Every Day Is a School Day
How I learned about the history of psychiatric medicine in the Islamic world.
Posted Apr 10, 2012
One of the things I like most about this life is that you never stop learning. It doesn’t matter who or what provides the instruction, there is always the opportunity to learn. During my time as an orderly in the Locked Ward, I learnt a great deal from the patients I was privileged to be with.
Wasim was a young man of 26, of Bangladeshi descent, but born in the UK. He was a handsome man: dark-skinned, with liquid brown eyes and a beard trimmed close to his chin. He was also an observant Muslim. But, in his case, his faith was not distorted by his illness or vice versa. There are swivel-eyed fundamentalists in all religions, but Wasim was not one of those. He said his prayers quietly in his room, I believe five times a day, although he was left in privacy to say them. He read the Qur’an. He ate halal food, prepared for him by the kitchens. And he was quiet, polite and thoughtful. I liked him a great deal.
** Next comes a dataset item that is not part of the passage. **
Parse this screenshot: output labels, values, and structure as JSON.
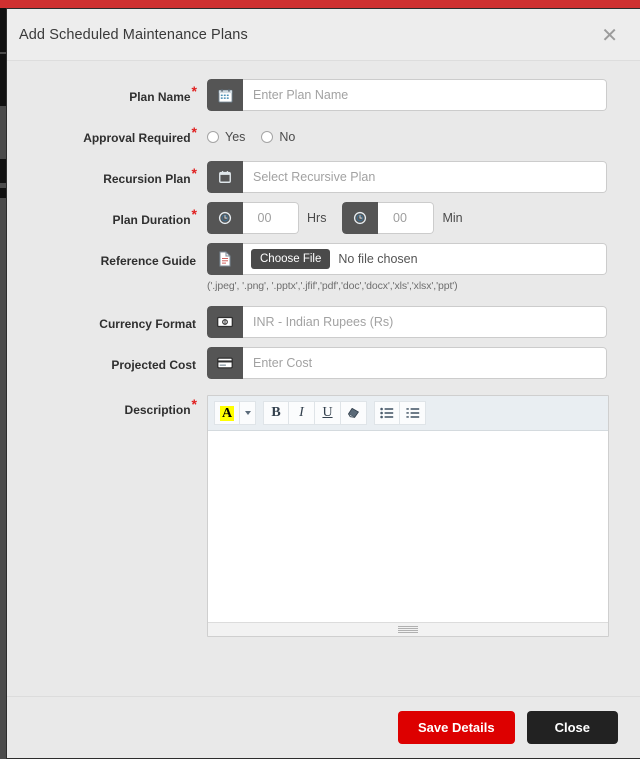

Wasim’s problem was that he suffered from periodic bouts of depression.
We got friendly, after the time I said to him in Urdu, “Maaf kijiye, sahib. Khaiiye,” when I took him his halal meal in his room. He smiled at me and asked, “Apko Urdu aate hai?” I had to tell him that, frankly, very little Urdu was coming my way, but I knew how to say, “Excuse me, sir. Please eat.”
(It’s a thing of mine—languages. I have always enjoyed learning them, since our class took part in a trial project in Primary School French in 1962. Any time we’ve travelled abroad, I’ve tried to learn some of the language, at a basic, conversational level. I think it’s only courtesy to try to speak to your hosts in their own tongue. And it can bring remarkable benefits. I’ve been misunderstood and taken for a German in France, Italy, Spain and the Netherlands. In Germany, I was simply misunderstood. They recognised my Scottish accent for what it was. I learned some of the rudiments of Hindi/Urdu in my previous profession.)
In any case, it was enough to help bond Wasim and me. That, and a shared love of cricket. Wasim, like most men with roots in that part of the world, loved the game and could talk passionately and knowledgeably about it. I am very fond of it too, unlike most Scots, who detest it, regarding it as a subspecies of English eccentricity, like morris-dancing. But I like it. My colleague, Clyde, having been born in Jamaica, was obliged by statute to like it. So we sat together and blethered about wood on leather; sometimes all three of us, sometimes just Wasim and me.
Later, we moved on to other topics. I said to Wasim that I had always thought that Muslim people were rather wary of being treated in hospital wards where they couldn’t be sure of being treated by a fellow Muslim. Or was that just an infidel’s ignorance?
No, he said; by and large, that was the case. On his first presentation in the hospital, however, he had been treated by a Muslim psychiatrist who was the Senior House Officer for the ward at that time. Coincidentally, the current SHO was also a Muslim, by the name of Majeed. Both Wasim and his father had been struck by the kindliness and the good offices of the staff, Muslim or not, and so they had no qualms about his occasional readmittance to the ward.
Anyway, he said to me, was I aware that it was in the Islamic world that the first psychiatric hospitals had been built? No, I said, I wasn’t. But every day’s a school day.
I read up on it. He was right. Where mediaeval Christian physicians were often ready to attribute mental disorder to the influence of the Devil, Islamic physicians of the time proceeded by clinical observation.
The Persian physician Rhazes (Muhammad ibn Zakariya Razi, born in 865AD and died in 925) wrote two significant studies which recorded clinical cases of his own experience, defined certain illnesses, and described symptoms and treatments. A century later Avicenna (Abu Ali al-Hussein ibn Abd Allah ibn Sina) was the first to describe a number of psychiatric conditions such as hallucinations, mania, melancholia and dementia.
The medieval Islamic world also pioneered the concept of psychiatric hospitals. The first was built in Baghdad in 705 AD, the second in Fes in the early 8th century, and the third in Cairo in 800 AD. Later examples were built in Damascus and Aleppo. Muslim physicians developed several therapies, including psychotherapy, medication, music and relaxation, and occupational therapy. As in so many other disciplines, Islamic scholars were ahead of their time.
A humane attitude is enjoined upon Muslims, in any case, by the Qur’an. Sura 4;5 (Al-Nisā) states: “Do not give the property with which God has entrusted you to the insane: but feed and clothe them with this property and speak kindly to them”. There’s hardly a better recommendation for treatment even today.
(Slightly edited from my memoir, 'The Locked Ward'.)